Parental attitudes toward baseball began to change as American Jews prospered. By the time Sandy Koufax was a teenager in 1950s Brooklyn, his stepfather, a lawyer, was supportive of his participation in baseball and basketball teams both in school and at the local Jewish center. Since then, an increasing number of Jewish parents have come to see sports as vital for a well-rounded childhood. “Unlike the way I was raised, where my parents thought sports were frivolous, I raised my children on the importance of sports for healthy development, physically and cognitively,” says Dan Lebowitz, Executive Director of Northeastern University’s Center for the Study of Sport in Society.
Today’s parents also “see the potential of being a pro athlete,” he adds, which has made a career in professional baseball more “culturally acceptable for Jews.” There are more teams today—30 compared to 16 in 1960—and it can’t be ignored that these teams offer players much more lucrative salaries than in the past. The average major league salary tops $3 million a year and some, like Ryan Braun, make far more. “Why wouldn’t parents want their sons to play baseball?” says 65-year-old Hall of Fame pitcher Jim Palmer, whose stepfather was Jewish. “You can make a lot of money today, probably more than if you’re a doctor or a lawyer.”
Not that the current crop of Jewish major league players are an uneducated bunch. Spending time on campus has long been a way to hone skills and gain strength and experience: Eight of the 10 Jewish players who started the 2011 season went to college for at least a year, including Breslow, who graduated from Yale, and Fuld, who graduated from Stanford. This is a staggering proportion when compared to the roughly 30 percent of all major league players who have attended college. Since the average professional baseball career spans 5.6 years, Jewish players are more likely to be better prepared for the inevitable second career.

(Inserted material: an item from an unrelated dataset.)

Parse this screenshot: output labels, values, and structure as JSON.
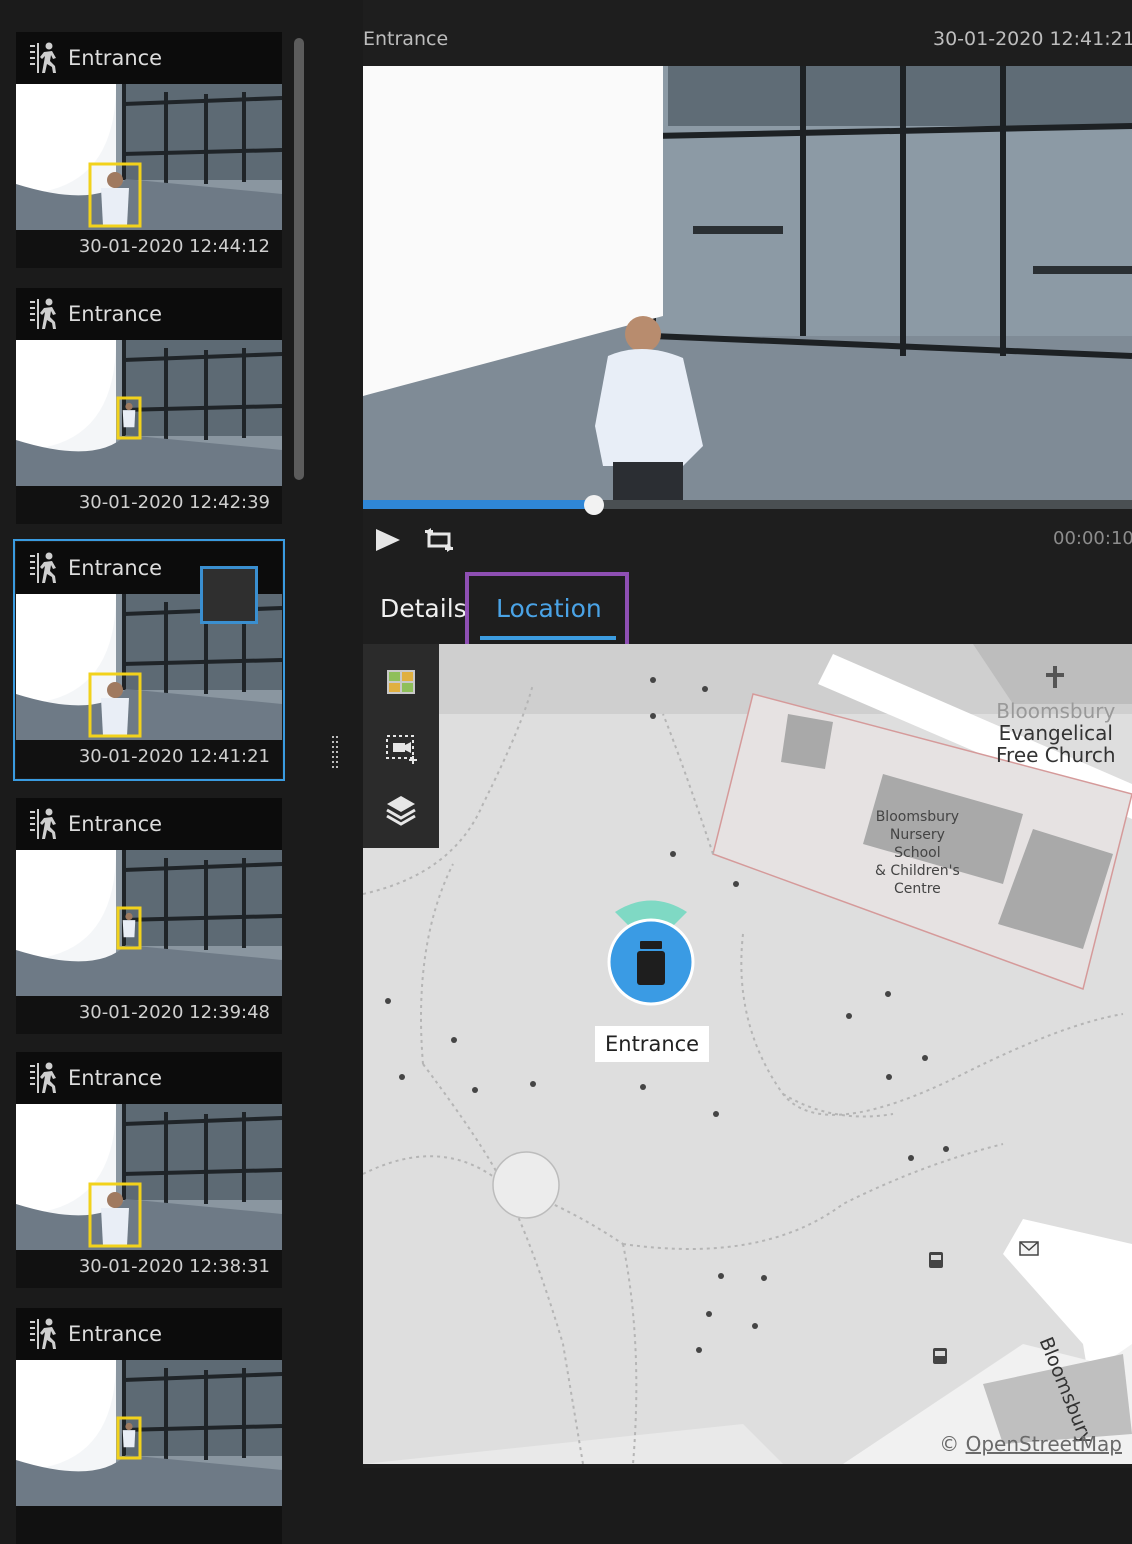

Fortunately, today’s Jewish players, unlike Hall of Famers Greenberg and Koufax, whose every moves were scrutinized by hundreds of thousands of American Jews, have more room to be themselves, which can mean anything from playing while fasting on Yom Kippur to declining to discuss their Jewish heritage. “When Sandy Koufax was the best pitcher in baseball, we were just 20 years removed from the Holocaust, and Jews were very proud that he was Jewish,” says John Thorn, an author of several sports books and the official historian of Major League Baseball since 2008. “Today, Jews are so assimilated and blended in the culture that we don’t need Jewish baseball players.”

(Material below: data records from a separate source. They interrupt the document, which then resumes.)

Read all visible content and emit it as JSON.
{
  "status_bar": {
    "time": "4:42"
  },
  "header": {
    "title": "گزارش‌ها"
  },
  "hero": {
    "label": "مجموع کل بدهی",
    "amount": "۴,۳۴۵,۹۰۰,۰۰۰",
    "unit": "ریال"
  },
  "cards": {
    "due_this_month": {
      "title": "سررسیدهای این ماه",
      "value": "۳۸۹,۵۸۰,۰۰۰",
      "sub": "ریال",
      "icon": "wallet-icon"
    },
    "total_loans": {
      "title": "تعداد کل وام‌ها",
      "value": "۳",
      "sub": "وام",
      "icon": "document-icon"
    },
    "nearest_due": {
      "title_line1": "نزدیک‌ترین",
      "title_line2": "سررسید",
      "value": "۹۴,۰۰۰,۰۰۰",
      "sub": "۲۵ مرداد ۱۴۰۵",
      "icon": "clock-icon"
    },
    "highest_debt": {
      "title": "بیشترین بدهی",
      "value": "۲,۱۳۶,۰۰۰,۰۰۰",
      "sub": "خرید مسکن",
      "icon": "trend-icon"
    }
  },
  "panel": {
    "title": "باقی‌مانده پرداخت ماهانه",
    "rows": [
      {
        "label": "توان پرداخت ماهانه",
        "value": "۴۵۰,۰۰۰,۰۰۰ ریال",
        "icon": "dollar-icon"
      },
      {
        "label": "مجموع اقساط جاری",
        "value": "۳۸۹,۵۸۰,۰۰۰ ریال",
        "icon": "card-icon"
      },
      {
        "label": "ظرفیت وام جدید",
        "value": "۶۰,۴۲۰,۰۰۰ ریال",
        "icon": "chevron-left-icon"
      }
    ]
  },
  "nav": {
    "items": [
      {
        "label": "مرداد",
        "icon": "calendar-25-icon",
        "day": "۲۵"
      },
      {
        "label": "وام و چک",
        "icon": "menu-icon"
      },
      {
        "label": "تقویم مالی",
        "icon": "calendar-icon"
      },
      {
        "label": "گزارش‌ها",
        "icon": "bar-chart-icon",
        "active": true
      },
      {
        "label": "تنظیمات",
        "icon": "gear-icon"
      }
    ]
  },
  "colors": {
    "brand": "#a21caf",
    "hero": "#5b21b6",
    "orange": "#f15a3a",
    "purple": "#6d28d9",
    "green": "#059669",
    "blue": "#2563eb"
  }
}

Whether or not this is true, baseball runs deep in the American Jewish soul, and Jews remain passionate about fellow members of the tribe. “I don’t think Jews rooting for Jews has changed from the days of Greenberg and Koufax,” says Lebowitz. “Youkilis is still the first name I look for in the box scores every day, and so do my sons. I root for Braun and Kinsler and the rest of the Jews in baseball.” The opposite can occur as well: When Jason Kipnis was called up to the Cleveland Indians, Jewish sports fans cheered only to be severely disappointed a few weeks later when his spokesman confirmed that the 24-year-old, whose father is Jewish, is a practicing Roman Catholic.
Does all this add up to a new golden age? The numbers may say yes: This season two late summer arrivals were the Philadelphia Phillies’ relief pitcher Michael Schwimer, a University of Virginia graduate, and new Red Sox catcher Ryan Cole Lavarnway, a Yale graduate. Others such as Matt Kramer, a Harvard grad, are not far behind in the minor league. Despite the high caliber of players, the jury is still out as to whether these are really Jewish baseball’s halcyon days. “To me,” sighs Thorn, “the golden age of baseball is whenever you were 12 years old.”